Translate

Thursday, March 31, 2016

RCAF Set to return from Ex. PUMA STRIKE

By Lieutenant Mathew Strong - RCAF News March 2016

Royal Canadian Air Force (RCAF) crews, support personnel and technicians deployed to Exercise Puma Strike at Naval Air Station Key West, Florida, on February 28, 2016.

Actual training for the exercise is taking place between February 28 and March 23, 2016.

Twice a year, 410 Tactical Fighter (Operational Training) Squadron, alongside various elements of 4 Wing Cold Lake, Alberta, and the RCAF, deploy to locations in the southern United States to conduct warm-weather training exercises.

“This deployment is a vital piece to the overall readiness and force generation of the RCAF’s Fighter Force capability,” said Major-General Dave Wheeler, commander of 1 Canadian Air Division. “It allows us to bring together our fighter jet and air-to-air refueling capabilities to conduct intensive training with our Allies in a deployed environment.”

8 RCAF CF-18's and an RCAF CC-130T Herculese Tanker fly over waters of Florida during Exercise PUMA STRIKE, being held at Naval Air Station Key West, Florida between February 23 and March 25, 2016. Photo: Captain Denis Beaulieu, pilot, 410 Tactical Fighter (Operational Training) Squadron
This edition of Exercise Puma Strike includes pilots, crews and technicians from 410 Squadron, 401 and 409 Tactical Fighter Squadrons along with 21 CF-18 Fighters;, students from 10 Field Technical Training Squadron, and air weapons controllers from 42 Radar Squadron, in addition to some support personnel from other 4 Wing and Canadian Forces Base Cold Lake units.

The exercise also includes a CC-130T Hercules air-to-air refueller based out of 17 Wing Winnipeg, Manitoba.

“Training deployments like Exercise Puma Strike enable us to succeed at our mission by exercising the planning, deployment, employment and re-deployment phases of an operation at a new operating location and in a new environment,” said Colonel Eric Kenny, commander of 4 Wing Cold Lake.

The training received on the exercise will prepare RCAF pilots, crews and technicians for real-world operations, all in a setting where consistent flying operations can take place.

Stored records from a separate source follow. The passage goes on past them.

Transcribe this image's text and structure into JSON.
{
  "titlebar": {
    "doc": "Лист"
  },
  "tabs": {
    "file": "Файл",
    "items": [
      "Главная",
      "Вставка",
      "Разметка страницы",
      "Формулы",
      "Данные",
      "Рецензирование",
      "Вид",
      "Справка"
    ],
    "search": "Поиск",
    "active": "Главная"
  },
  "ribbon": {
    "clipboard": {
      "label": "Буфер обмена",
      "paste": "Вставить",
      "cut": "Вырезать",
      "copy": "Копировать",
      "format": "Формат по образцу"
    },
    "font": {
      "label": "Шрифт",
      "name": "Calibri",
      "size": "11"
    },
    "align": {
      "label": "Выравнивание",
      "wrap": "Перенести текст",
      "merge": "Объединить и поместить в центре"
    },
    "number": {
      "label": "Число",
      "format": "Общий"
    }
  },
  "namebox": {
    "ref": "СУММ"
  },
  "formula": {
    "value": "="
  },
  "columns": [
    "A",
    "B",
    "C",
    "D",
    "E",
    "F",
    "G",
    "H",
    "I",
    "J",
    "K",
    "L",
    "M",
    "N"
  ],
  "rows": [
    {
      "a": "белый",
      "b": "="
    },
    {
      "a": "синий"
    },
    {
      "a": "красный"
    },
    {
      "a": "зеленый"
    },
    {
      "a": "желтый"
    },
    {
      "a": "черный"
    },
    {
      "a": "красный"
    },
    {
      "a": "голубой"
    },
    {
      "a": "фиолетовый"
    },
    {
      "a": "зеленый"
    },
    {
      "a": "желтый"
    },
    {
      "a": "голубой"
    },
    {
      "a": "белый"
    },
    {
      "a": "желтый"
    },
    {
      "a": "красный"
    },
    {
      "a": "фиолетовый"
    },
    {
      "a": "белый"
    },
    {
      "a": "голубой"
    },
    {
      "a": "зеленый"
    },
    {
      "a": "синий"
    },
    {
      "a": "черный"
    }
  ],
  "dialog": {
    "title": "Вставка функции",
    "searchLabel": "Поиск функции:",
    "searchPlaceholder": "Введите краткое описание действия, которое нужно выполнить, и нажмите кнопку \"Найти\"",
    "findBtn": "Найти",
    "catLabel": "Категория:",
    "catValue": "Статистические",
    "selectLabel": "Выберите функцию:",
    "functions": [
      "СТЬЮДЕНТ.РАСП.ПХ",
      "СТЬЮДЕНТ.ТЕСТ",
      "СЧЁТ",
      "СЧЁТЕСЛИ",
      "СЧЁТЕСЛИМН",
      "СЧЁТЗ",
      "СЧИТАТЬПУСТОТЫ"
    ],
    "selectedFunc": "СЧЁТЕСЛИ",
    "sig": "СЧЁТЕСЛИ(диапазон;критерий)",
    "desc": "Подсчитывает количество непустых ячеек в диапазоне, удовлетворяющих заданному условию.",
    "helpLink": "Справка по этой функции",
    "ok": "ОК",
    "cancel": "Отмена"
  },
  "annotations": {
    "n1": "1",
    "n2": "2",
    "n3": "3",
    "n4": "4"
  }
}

Although training and operations are still conducted year-round in Cold Lake, multiple days of low cloud, poor visibility and reduced runway surface conditions have the tendency to impact training timelines. For the fighter force, it could take several months to achieve the same level of training that Puma Strike will accomplish in just over a month.

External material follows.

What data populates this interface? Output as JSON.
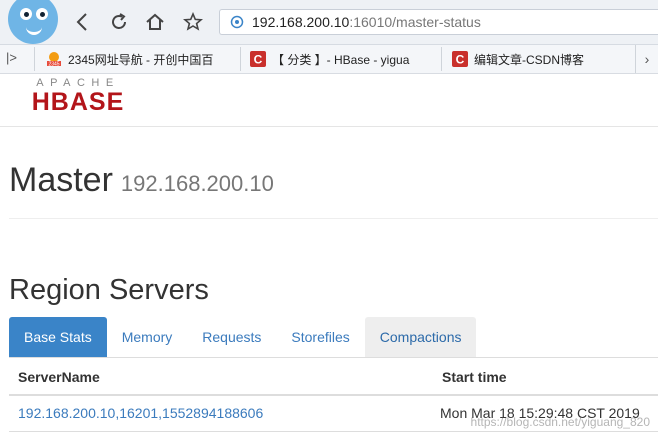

Over the years, these types of southern training exercises have evolved based on the needs of participants. For larger versions, such as this particular iteration, it takes a large contingent of personnel coming together to make it happen. “We have deployed personnel from most of our units at 4 Wing to ensure that everyone receives appropriate training to function as a team and to maximize the training opportunity,” said Colonel Kenny.
An RCAF CF-188 Hornet overflies islands off the Florida coast on March 1, 2016, during Exercise Puma Strike, run out of Naval Air Station Key West, Florida. PHOTO: CK07-2016-0154-066, Corporal Andre Maillet
An RCAF CF-18 flies over islands off the Florida Coast as part of EX PUMA STRIKE.
Photo: DND - Corporal Andre Maillet
“The logistical elements of deploying such a large contingent of personnel, equipment and aircraft for a three to four week exercise should not be understated,” he added, further underscoring the importance of training in a deployed environment. “I couldn’t be happier with the way the exercise is unfolding, and I’m extremely proud of our dedicated members.”